MW: I love to share information about the Ralston Crawford Collection of Jazz Photography because it’s a well-organized digital collection, and anyone can access it from wherever they may be around the world. The collection features over 700 images of New Orleans music, culture, and life, shot between 1947 and 1960 by photographer Ralston Crawford. It’s one of our most requested collections for use. 

EK: The Ralston Crawford Collection of Jazz Photography is wonderful; thank you so much for highlighting it! Since our issue is focused on gender and genre in pop music, Ryan and I were especially drawn to the images of dancers and drag performers at The Dew Drop Inn and The Tijuana Club. The Dew Drop is of course central to so many local and national stories, from the story of rock and R&B to the story of Black entrepreneurship in New Orleans to the story of the fight against segregation. The pictures in the Crawford collection help to drive home the way that queer individuals and cultures are at the heart of all of these stories in ways that aren’t always acknowledged. Could you talk a bit about how queer history is or isn’t registered in the archive, and how folks looking for queer histories within New Orleans music history might go about finding material? I’m thinking especially of some of the difficulties of translating terminology across different time periods; the photos at the Dew Drop are labeled as photos of “female impersonators” rather than as drag performers, which might make these photos difficult to find if one is using contemporary search terms. I’m also wondering about the importance of keeping LGTBQ+ figures and stories centered now, as the Dew Drop is being slated for renovation and revival in the coming year. How might some of the materials housed at the Hogan help to keep the intersections of gender, sexuality, music, and dance visible and accessible to different audiences?


Female Impersonators Photo.jpg

Female impersonators dance contest with Patsy Vidalia (front); Bobby Marchan, M.C.; [Joe Jones ?], piano, at 2836 LaSalle Street, New Orleans, Ralston Crawford Collection of Jazz Photography, Box 3 #19, Tulane University Special Collections, Tulane University, New Orleans, LA.

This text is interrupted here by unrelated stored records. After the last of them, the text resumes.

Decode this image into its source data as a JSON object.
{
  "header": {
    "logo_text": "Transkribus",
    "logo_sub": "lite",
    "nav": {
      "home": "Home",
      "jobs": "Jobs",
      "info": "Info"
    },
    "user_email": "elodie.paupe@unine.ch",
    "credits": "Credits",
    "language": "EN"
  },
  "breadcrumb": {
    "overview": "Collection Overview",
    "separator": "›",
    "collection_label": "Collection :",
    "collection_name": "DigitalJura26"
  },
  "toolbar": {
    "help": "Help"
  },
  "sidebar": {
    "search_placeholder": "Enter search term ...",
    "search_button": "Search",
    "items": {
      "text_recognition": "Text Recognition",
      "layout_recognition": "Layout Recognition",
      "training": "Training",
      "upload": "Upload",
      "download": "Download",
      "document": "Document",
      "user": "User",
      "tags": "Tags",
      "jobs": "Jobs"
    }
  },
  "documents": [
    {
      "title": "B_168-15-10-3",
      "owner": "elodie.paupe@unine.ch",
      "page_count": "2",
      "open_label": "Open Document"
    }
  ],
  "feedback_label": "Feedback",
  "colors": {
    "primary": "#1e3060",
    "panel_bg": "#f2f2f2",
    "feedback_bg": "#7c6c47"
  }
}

MW: Part of the challenge in fully representing queer history is that it can’t be done unless a person self-identifies as LGTBQ+ or research has been done on a person to establish their LGTBQ+ affiliation, connection, or status. Fortunately, there has been great research and writing on some of the Dew Drop Inn entertainers who were female impersonators, as well as events that showcased them. Among others, entertainer Patsy Vidalia was a mistress of ceremonies at the club and also a female impersonator, and veteran Black music artist and executive Bobby Marchan also worked there as an MC, performer, and female impersonator. Anyone seeking hidden queer histories within New Orleans music culture will have to do the research and work of uncovering, while acknowledging that a queer participant may or may not have wanted to be recognized as such for their own personal reasons. Regarding the difficulty of searching for drag performers versus “female impersonators,” the same conversation comes up regarding self-identification. For example, Marchan described himself in a 1998 interview as a “female impersonator,” so it is the duty of the archive to responsibly represent how a person self-identifies while noting modern trends in reparative language, identification, and description. The onus of the wonderful work to discover hidden queer histories is on the researcher, and it’s also on us as participants in this culture to archive our lives as they’re happening because they are the materials that will make up the archival collections for people centuries from now who are studying us in the present. What’s happening now is what will be history in the future. It is my goal as an archives professional to not simply wish to collect donated materials that can help researchers with this work, but to work with my colleagues to make certain that donated materials are, therefore, discoverable and accessible. That’s done through a dedication to responsible care and collection management of materials, and attention to queer histories in collection development, in addition to community reach and engaging meaningful relationships.